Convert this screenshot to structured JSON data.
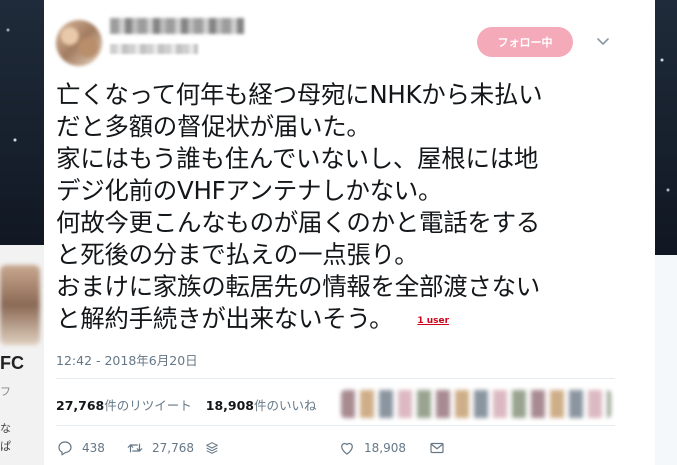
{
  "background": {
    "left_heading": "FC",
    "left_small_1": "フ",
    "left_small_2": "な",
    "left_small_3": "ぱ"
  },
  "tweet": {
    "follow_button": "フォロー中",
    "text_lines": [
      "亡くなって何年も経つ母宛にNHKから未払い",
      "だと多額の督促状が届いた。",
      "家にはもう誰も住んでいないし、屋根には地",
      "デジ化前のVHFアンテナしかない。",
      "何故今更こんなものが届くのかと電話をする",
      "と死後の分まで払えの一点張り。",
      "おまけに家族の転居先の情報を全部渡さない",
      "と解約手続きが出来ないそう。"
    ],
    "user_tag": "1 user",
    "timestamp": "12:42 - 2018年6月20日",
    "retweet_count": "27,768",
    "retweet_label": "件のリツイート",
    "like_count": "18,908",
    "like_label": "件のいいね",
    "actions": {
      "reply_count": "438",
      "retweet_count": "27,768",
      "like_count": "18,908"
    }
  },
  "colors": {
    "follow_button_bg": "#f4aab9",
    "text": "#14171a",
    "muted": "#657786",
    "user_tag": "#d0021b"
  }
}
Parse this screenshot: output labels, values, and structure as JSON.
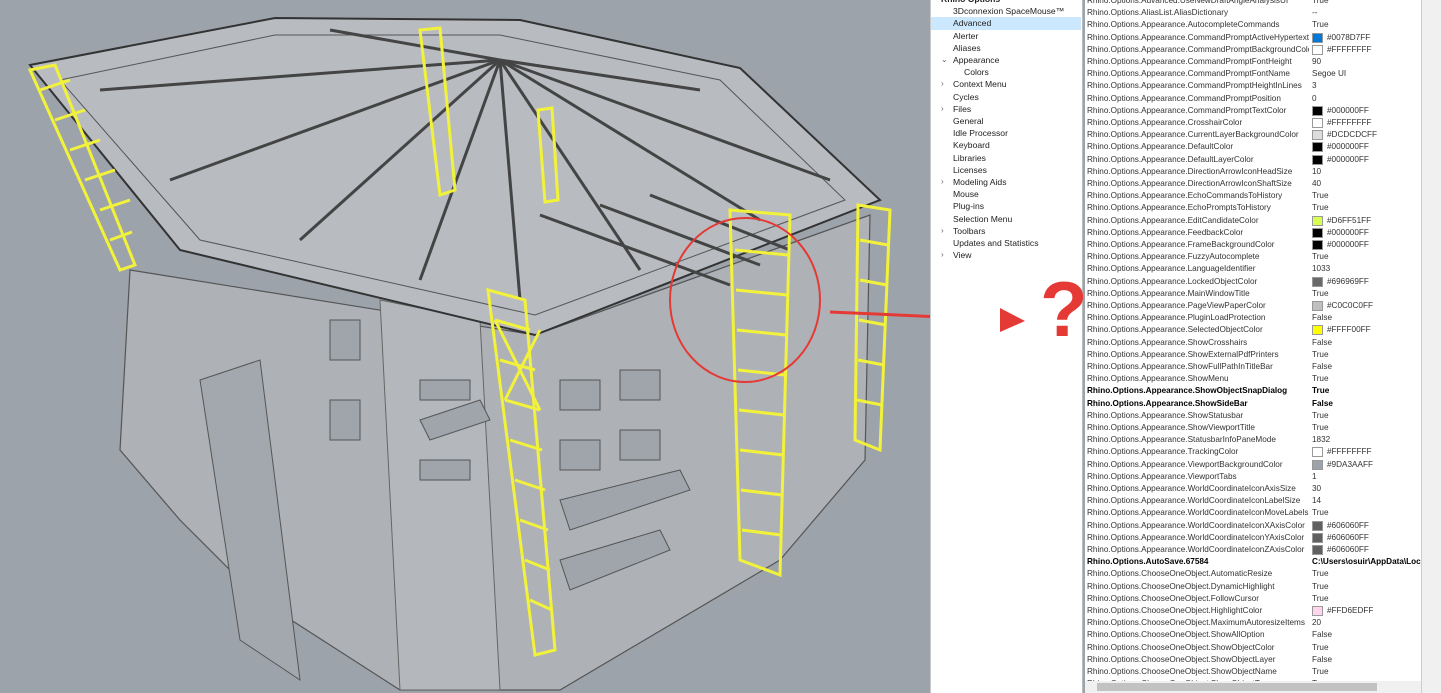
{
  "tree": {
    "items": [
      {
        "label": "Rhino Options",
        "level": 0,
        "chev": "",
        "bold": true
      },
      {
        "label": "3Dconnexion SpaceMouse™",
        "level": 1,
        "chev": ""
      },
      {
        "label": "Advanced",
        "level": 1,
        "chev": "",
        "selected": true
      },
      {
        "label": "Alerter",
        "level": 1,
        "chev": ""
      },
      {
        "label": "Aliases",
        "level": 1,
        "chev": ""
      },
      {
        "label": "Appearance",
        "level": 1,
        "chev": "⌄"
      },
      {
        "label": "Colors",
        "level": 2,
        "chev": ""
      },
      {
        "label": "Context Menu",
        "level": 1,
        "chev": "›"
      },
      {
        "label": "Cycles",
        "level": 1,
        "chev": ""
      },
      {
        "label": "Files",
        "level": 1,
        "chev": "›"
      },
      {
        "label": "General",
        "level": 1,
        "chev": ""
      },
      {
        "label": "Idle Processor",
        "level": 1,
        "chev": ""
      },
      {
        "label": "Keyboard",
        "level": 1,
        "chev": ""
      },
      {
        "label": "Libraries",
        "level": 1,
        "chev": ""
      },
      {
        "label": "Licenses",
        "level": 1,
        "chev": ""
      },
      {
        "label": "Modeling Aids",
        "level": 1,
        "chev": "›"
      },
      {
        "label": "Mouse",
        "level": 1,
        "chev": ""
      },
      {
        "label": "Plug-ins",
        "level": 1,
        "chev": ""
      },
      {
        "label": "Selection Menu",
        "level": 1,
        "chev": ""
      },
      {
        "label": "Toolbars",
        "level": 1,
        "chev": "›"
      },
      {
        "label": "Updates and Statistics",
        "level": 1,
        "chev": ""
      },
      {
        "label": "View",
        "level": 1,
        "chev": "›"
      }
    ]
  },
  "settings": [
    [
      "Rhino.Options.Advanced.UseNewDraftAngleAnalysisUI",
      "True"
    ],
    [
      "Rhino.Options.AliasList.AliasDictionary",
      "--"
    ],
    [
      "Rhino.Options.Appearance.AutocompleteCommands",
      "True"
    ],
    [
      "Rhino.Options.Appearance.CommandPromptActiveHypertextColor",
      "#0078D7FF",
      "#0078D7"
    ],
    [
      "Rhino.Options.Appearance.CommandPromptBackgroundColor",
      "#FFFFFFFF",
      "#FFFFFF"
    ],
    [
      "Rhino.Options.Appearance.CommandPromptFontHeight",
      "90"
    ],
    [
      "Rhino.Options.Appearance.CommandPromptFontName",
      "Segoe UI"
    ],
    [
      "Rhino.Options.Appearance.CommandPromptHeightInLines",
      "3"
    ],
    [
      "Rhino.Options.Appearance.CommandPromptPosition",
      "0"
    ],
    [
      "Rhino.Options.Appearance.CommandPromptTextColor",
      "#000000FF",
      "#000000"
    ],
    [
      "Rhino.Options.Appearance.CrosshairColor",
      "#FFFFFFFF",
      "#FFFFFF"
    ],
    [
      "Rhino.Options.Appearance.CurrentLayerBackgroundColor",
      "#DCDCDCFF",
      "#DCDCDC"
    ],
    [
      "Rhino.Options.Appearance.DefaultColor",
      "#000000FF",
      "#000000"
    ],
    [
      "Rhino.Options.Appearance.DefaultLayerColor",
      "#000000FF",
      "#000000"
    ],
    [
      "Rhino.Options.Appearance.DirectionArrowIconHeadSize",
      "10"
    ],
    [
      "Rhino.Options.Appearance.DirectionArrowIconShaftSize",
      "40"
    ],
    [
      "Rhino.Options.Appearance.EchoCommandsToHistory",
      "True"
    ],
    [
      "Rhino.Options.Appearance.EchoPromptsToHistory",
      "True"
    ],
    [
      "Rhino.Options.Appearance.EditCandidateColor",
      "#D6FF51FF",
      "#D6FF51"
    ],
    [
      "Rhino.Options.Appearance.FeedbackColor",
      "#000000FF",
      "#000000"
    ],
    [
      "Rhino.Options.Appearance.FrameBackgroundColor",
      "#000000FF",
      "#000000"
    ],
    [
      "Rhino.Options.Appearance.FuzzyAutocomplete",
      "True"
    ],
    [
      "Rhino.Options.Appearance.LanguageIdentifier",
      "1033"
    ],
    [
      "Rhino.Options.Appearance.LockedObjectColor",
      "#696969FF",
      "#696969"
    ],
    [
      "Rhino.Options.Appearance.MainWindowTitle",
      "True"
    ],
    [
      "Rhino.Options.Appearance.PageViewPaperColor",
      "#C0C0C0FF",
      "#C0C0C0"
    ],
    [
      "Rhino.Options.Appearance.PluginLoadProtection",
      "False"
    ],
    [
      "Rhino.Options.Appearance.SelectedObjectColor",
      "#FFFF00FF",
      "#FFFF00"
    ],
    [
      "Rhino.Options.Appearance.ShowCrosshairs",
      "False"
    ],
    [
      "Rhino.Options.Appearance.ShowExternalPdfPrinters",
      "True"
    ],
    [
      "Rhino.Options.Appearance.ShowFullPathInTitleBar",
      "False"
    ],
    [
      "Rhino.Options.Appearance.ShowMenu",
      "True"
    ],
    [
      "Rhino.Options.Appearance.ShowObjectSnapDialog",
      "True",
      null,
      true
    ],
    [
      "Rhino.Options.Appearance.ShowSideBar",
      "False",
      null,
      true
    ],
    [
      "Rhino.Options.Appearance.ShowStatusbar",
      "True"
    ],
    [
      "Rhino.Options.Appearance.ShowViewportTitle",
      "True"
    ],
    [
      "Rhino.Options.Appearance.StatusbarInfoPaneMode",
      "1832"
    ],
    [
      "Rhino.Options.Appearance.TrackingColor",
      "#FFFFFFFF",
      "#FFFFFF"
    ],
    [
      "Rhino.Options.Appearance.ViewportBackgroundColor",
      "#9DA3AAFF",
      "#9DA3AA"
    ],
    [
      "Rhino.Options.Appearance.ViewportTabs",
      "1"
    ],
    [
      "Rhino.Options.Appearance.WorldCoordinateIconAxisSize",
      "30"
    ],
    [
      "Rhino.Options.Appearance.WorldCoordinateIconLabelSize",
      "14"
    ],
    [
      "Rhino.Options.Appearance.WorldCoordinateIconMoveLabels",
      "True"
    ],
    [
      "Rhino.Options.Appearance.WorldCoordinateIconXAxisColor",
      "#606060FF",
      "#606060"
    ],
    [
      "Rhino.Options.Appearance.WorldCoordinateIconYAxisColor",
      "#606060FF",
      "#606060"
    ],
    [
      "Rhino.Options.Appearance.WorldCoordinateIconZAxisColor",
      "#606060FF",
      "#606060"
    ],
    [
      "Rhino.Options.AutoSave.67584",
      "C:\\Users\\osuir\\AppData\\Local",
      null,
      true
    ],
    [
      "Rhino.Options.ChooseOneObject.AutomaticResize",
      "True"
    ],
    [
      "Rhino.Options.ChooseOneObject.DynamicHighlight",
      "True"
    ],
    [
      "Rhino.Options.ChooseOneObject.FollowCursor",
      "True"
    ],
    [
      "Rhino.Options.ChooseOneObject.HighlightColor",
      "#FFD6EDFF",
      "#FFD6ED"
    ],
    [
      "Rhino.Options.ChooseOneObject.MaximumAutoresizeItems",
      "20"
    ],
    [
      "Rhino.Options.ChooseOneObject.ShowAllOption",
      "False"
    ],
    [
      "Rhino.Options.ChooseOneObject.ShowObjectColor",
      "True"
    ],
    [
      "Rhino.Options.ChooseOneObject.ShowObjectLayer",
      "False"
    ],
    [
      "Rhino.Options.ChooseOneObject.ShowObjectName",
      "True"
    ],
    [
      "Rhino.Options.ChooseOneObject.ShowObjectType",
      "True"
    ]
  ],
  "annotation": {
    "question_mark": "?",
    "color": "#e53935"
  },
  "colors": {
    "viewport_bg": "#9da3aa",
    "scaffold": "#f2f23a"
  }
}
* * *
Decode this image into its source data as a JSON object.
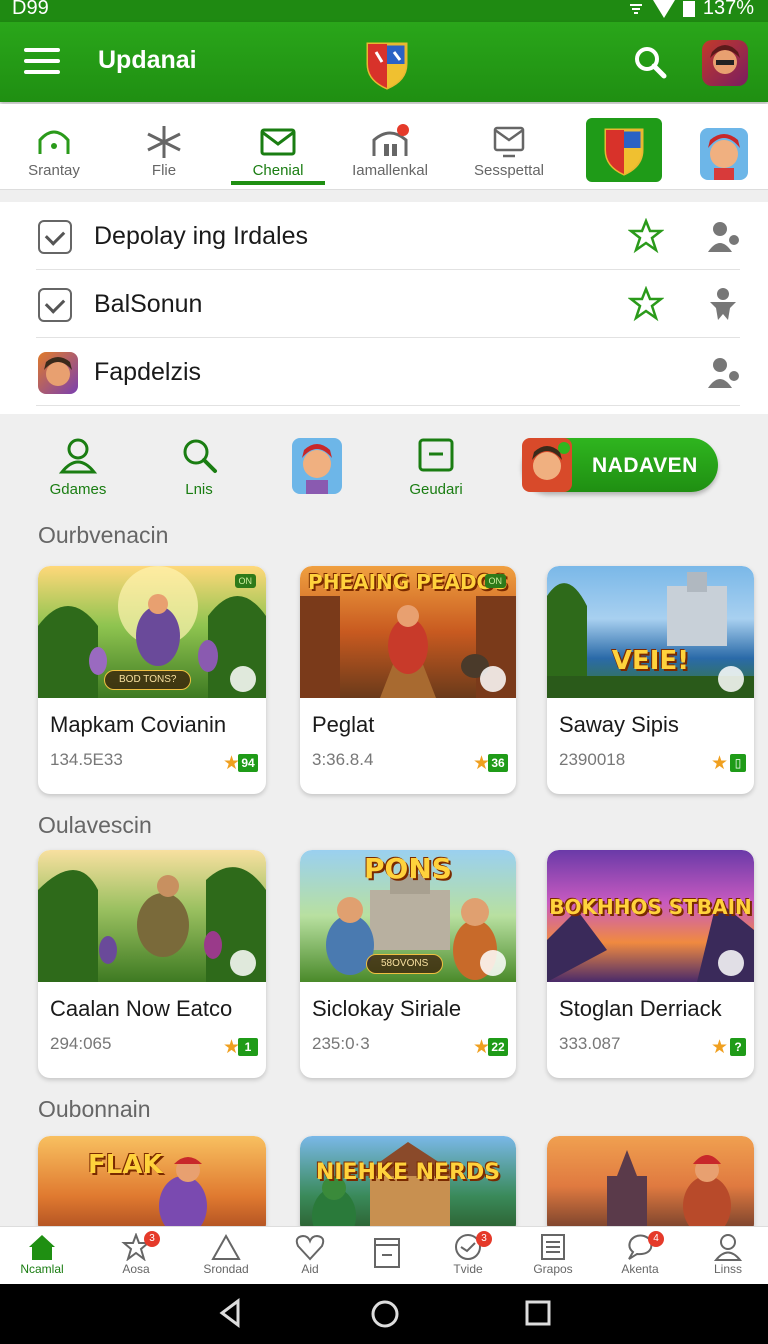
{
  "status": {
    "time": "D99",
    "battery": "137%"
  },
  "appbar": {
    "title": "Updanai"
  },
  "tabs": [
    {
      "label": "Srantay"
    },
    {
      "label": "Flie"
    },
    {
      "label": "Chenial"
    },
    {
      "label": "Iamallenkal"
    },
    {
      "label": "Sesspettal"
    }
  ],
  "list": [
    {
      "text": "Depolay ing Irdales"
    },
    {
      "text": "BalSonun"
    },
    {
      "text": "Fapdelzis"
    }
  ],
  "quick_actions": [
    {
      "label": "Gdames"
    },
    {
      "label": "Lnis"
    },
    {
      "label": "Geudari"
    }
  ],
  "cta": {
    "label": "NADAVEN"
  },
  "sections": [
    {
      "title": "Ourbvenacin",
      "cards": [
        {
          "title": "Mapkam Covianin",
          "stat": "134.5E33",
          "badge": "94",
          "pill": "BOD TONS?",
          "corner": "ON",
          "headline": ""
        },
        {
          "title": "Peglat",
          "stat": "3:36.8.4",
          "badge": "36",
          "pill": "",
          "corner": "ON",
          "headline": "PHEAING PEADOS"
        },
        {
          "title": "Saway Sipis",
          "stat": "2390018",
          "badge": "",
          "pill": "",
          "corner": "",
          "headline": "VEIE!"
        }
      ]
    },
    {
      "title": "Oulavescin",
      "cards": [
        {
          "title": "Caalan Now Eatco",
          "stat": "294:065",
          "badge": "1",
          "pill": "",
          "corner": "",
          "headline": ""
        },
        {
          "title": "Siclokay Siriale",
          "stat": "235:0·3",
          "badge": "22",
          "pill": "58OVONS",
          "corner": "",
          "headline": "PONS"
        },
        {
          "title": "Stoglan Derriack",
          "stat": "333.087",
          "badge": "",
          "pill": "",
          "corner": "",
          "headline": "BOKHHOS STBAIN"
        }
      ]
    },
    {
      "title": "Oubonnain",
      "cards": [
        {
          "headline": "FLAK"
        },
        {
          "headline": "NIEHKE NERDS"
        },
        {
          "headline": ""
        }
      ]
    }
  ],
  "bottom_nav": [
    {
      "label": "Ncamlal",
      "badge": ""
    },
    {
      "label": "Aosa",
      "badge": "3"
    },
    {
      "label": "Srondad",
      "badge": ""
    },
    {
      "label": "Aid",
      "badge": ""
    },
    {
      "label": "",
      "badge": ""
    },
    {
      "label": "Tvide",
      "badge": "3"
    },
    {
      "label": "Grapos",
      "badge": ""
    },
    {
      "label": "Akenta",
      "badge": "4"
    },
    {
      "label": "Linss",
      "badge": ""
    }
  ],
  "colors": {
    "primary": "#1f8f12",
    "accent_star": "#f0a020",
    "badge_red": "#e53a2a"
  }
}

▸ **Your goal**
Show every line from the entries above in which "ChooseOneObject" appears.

▸ **Reply**
      "Rhino.Options.ChooseOneObject.AutomaticResize",
      "Rhino.Options.ChooseOneObject.DynamicHighlight",
      "Rhino.Options.ChooseOneObject.FollowCursor",
      "Rhino.Options.ChooseOneObject.HighlightColor",
      "Rhino.Options.ChooseOneObject.MaximumAutoresizeItems",
      "Rhino.Options.ChooseOneObject.ShowAllOption",
      "Rhino.Options.ChooseOneObject.ShowObjectColor",
      "Rhino.Options.ChooseOneObject.ShowObjectLayer",
      "Rhino.Options.ChooseOneObject.ShowObjectName",
      "Rhino.Options.ChooseOneObject.ShowObjectType",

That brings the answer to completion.